■ Action item ■
Go through the material below and return each line with the string "verified" in it.

■ Task inputs ■

◇ ◇ ◇ ◇ ◇

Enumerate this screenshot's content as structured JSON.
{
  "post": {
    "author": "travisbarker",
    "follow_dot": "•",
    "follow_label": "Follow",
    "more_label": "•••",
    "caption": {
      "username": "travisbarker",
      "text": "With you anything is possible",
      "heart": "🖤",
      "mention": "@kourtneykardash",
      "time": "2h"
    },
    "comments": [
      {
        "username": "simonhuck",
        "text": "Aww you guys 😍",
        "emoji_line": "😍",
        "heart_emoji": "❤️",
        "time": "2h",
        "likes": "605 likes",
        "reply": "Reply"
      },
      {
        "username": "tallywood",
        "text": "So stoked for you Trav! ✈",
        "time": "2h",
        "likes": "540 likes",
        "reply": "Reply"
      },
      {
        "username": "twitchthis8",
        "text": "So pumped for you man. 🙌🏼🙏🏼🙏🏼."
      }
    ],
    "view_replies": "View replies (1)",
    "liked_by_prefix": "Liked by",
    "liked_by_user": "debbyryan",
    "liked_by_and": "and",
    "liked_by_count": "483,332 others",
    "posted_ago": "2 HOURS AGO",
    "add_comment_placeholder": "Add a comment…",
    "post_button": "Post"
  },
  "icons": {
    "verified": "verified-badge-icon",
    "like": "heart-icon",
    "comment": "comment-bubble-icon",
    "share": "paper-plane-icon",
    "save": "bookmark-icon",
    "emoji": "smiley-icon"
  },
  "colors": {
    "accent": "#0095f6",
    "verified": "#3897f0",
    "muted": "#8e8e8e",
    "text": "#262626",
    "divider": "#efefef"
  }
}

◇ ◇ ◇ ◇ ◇

■ Exercise result ■
    "verified": "verified-badge-icon",
    "verified": "#3897f0",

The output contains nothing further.